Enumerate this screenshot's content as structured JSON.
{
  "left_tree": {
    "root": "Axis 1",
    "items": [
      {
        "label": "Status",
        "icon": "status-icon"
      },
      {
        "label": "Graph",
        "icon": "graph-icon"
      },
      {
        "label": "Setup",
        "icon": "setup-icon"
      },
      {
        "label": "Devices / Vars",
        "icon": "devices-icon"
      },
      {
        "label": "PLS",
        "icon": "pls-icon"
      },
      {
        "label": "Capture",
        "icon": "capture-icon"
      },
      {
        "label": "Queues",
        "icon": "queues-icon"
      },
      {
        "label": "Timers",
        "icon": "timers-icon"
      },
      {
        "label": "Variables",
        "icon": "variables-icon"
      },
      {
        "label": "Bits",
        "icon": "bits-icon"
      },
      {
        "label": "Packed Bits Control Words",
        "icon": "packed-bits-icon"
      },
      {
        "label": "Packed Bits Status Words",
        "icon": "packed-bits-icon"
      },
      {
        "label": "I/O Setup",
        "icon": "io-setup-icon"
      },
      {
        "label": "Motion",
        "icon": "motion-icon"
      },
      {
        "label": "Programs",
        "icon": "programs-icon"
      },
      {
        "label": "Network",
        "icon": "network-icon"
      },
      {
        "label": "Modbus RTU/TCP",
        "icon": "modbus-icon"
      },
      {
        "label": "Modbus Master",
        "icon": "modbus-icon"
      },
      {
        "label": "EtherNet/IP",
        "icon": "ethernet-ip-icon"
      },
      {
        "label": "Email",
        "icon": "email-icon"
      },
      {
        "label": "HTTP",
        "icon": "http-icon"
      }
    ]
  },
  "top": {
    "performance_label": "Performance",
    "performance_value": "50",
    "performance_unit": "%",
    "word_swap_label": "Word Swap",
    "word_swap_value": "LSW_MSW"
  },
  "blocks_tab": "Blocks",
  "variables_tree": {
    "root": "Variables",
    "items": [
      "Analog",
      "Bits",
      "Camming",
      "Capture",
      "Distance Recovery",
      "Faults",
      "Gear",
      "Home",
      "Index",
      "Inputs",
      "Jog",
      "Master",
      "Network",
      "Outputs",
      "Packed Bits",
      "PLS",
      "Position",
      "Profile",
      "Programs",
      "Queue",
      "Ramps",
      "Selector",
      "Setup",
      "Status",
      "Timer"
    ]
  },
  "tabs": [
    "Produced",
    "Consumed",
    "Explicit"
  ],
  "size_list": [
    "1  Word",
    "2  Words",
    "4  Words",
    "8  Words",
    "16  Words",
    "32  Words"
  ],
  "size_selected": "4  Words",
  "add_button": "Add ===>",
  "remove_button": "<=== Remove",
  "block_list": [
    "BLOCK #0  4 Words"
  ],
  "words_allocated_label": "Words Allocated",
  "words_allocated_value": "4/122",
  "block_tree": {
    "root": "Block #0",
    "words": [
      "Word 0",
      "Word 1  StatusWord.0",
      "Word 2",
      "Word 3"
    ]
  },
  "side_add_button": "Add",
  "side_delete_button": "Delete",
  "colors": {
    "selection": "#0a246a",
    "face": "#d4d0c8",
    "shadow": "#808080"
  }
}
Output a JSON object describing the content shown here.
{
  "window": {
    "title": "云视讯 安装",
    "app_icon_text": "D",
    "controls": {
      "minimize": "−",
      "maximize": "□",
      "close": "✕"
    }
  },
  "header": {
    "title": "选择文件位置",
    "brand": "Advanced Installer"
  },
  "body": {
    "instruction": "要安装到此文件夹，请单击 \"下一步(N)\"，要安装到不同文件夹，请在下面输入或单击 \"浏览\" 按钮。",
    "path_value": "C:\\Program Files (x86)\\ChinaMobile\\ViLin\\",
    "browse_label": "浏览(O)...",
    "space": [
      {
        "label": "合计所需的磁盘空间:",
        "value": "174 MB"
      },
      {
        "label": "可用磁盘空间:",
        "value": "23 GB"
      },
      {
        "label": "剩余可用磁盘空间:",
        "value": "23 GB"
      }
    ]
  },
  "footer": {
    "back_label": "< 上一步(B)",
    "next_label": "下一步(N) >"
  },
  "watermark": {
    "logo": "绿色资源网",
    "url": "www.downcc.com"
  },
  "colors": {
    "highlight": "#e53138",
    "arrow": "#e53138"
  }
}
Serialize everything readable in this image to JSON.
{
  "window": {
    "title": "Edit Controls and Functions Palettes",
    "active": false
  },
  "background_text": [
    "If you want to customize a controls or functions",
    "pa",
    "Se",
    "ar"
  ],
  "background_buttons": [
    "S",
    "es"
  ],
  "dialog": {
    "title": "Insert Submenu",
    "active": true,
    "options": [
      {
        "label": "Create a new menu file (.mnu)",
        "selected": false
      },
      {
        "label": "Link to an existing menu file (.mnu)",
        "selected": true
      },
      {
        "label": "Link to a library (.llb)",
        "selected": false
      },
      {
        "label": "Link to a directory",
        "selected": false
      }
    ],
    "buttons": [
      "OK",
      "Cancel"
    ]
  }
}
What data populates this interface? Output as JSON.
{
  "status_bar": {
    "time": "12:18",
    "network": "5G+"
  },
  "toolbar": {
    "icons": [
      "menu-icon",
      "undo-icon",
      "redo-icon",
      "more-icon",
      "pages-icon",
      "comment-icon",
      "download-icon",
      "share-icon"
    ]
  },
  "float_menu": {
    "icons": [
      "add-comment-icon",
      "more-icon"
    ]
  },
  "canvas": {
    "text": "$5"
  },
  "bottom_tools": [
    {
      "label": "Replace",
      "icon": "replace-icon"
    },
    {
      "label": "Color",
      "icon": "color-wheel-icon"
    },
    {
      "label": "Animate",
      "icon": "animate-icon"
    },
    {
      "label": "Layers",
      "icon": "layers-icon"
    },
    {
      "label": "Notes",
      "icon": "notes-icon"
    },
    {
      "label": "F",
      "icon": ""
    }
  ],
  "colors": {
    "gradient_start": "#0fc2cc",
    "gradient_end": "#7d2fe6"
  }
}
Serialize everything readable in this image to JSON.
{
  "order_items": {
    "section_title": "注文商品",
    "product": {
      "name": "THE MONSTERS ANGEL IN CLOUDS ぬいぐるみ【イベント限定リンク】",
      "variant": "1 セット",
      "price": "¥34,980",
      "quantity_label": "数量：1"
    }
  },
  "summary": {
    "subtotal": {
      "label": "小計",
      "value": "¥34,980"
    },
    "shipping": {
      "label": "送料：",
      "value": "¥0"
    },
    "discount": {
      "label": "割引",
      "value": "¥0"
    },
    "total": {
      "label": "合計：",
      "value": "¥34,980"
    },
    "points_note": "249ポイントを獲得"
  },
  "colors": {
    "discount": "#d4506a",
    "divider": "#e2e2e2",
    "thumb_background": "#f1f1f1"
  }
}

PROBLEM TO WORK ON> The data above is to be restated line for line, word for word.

SOLUTION FOR THIS EXERCISE>
Enumerate this screenshot's content as structured JSON.
{
  "left_tree": {
    "root": "Axis 1",
    "items": [
      {
        "label": "Status",
        "icon": "status-icon"
      },
      {
        "label": "Graph",
        "icon": "graph-icon"
      },
      {
        "label": "Setup",
        "icon": "setup-icon"
      },
      {
        "label": "Devices / Vars",
        "icon": "devices-icon"
      },
      {
        "label": "PLS",
        "icon": "pls-icon"
      },
      {
        "label": "Capture",
        "icon": "capture-icon"
      },
      {
        "label": "Queues",
        "icon": "queues-icon"
      },
      {
        "label": "Timers",
        "icon": "timers-icon"
      },
      {
        "label": "Variables",
        "icon": "variables-icon"
      },
      {
        "label": "Bits",
        "icon": "bits-icon"
      },
      {
        "label": "Packed Bits Control Words",
        "icon": "packed-bits-icon"
      },
      {
        "label": "Packed Bits Status Words",
        "icon": "packed-bits-icon"
      },
      {
        "label": "I/O Setup",
        "icon": "io-setup-icon"
      },
      {
        "label": "Motion",
        "icon": "motion-icon"
      },
      {
        "label": "Programs",
        "icon": "programs-icon"
      },
      {
        "label": "Network",
        "icon": "network-icon"
      },
      {
        "label": "Modbus RTU/TCP",
        "icon": "modbus-icon"
      },
      {
        "label": "Modbus Master",
        "icon": "modbus-icon"
      },
      {
        "label": "EtherNet/IP",
        "icon": "ethernet-ip-icon"
      },
      {
        "label": "Email",
        "icon": "email-icon"
      },
      {
        "label": "HTTP",
        "icon": "http-icon"
      }
    ]
  },
  "top": {
    "performance_label": "Performance",
    "performance_value": "50",
    "performance_unit": "%",
    "word_swap_label": "Word Swap",
    "word_swap_value": "LSW_MSW"
  },
  "blocks_tab": "Blocks",
  "variables_tree": {
    "root": "Variables",
    "items": [
      "Analog",
      "Bits",
      "Camming",
      "Capture",
      "Distance Recovery",
      "Faults",
      "Gear",
      "Home",
      "Index",
      "Inputs",
      "Jog",
      "Master",
      "Network",
      "Outputs",
      "Packed Bits",
      "PLS",
      "Position",
      "Profile",
      "Programs",
      "Queue",
      "Ramps",
      "Selector",
      "Setup",
      "Status",
      "Timer"
    ]
  },
  "tabs": [
    "Produced",
    "Consumed",
    "Explicit"
  ],
  "size_list": [
    "1  Word",
    "2  Words",
    "4  Words",
    "8  Words",
    "16  Words",
    "32  Words"
  ],
  "size_selected": "4  Words",
  "add_button": "Add ===>",
  "remove_button": "<=== Remove",
  "block_list": [
    "BLOCK #0  4 Words"
  ],
  "words_allocated_label": "Words Allocated",
  "words_allocated_value": "4/122",
  "block_tree": {
    "root": "Block #0",
    "words": [
      "Word 0",
      "Word 1  StatusWord.0",
      "Word 2",
      "Word 3"
    ]
  },
  "side_add_button": "Add",
  "side_delete_button": "Delete",
  "colors": {
    "selection": "#0a246a",
    "face": "#d4d0c8",
    "shadow": "#808080"
  }
}
Output a JSON object describing the content shown here.
{
  "window": {
    "title": "云视讯 安装",
    "app_icon_text": "D",
    "controls": {
      "minimize": "−",
      "maximize": "□",
      "close": "✕"
    }
  },
  "header": {
    "title": "选择文件位置",
    "brand": "Advanced Installer"
  },
  "body": {
    "instruction": "要安装到此文件夹，请单击 \"下一步(N)\"，要安装到不同文件夹，请在下面输入或单击 \"浏览\" 按钮。",
    "path_value": "C:\\Program Files (x86)\\ChinaMobile\\ViLin\\",
    "browse_label": "浏览(O)...",
    "space": [
      {
        "label": "合计所需的磁盘空间:",
        "value": "174 MB"
      },
      {
        "label": "可用磁盘空间:",
        "value": "23 GB"
      },
      {
        "label": "剩余可用磁盘空间:",
        "value": "23 GB"
      }
    ]
  },
  "footer": {
    "back_label": "< 上一步(B)",
    "next_label": "下一步(N) >"
  },
  "watermark": {
    "logo": "绿色资源网",
    "url": "www.downcc.com"
  },
  "colors": {
    "highlight": "#e53138",
    "arrow": "#e53138"
  }
}
Serialize everything readable in this image to JSON.
{
  "window": {
    "title": "Edit Controls and Functions Palettes",
    "active": false
  },
  "background_text": [
    "If you want to customize a controls or functions",
    "pa",
    "Se",
    "ar"
  ],
  "background_buttons": [
    "S",
    "es"
  ],
  "dialog": {
    "title": "Insert Submenu",
    "active": true,
    "options": [
      {
        "label": "Create a new menu file (.mnu)",
        "selected": false
      },
      {
        "label": "Link to an existing menu file (.mnu)",
        "selected": true
      },
      {
        "label": "Link to a library (.llb)",
        "selected": false
      },
      {
        "label": "Link to a directory",
        "selected": false
      }
    ],
    "buttons": [
      "OK",
      "Cancel"
    ]
  }
}
What data populates this interface? Output as JSON.
{
  "status_bar": {
    "time": "12:18",
    "network": "5G+"
  },
  "toolbar": {
    "icons": [
      "menu-icon",
      "undo-icon",
      "redo-icon",
      "more-icon",
      "pages-icon",
      "comment-icon",
      "download-icon",
      "share-icon"
    ]
  },
  "float_menu": {
    "icons": [
      "add-comment-icon",
      "more-icon"
    ]
  },
  "canvas": {
    "text": "$5"
  },
  "bottom_tools": [
    {
      "label": "Replace",
      "icon": "replace-icon"
    },
    {
      "label": "Color",
      "icon": "color-wheel-icon"
    },
    {
      "label": "Animate",
      "icon": "animate-icon"
    },
    {
      "label": "Layers",
      "icon": "layers-icon"
    },
    {
      "label": "Notes",
      "icon": "notes-icon"
    },
    {
      "label": "F",
      "icon": ""
    }
  ],
  "colors": {
    "gradient_start": "#0fc2cc",
    "gradient_end": "#7d2fe6"
  }
}
Serialize everything readable in this image to JSON.
{
  "order_items": {
    "section_title": "注文商品",
    "product": {
      "name": "THE MONSTERS ANGEL IN CLOUDS ぬいぐるみ【イベント限定リンク】",
      "variant": "1 セット",
      "price": "¥34,980",
      "quantity_label": "数量：1"
    }
  },
  "summary": {
    "subtotal": {
      "label": "小計",
      "value": "¥34,980"
    },
    "shipping": {
      "label": "送料：",
      "value": "¥0"
    },
    "discount": {
      "label": "割引",
      "value": "¥0"
    },
    "total": {
      "label": "合計：",
      "value": "¥34,980"
    },
    "points_note": "249ポイントを獲得"
  },
  "colors": {
    "discount": "#d4506a",
    "divider": "#e2e2e2",
    "thumb_background": "#f1f1f1"
  }
}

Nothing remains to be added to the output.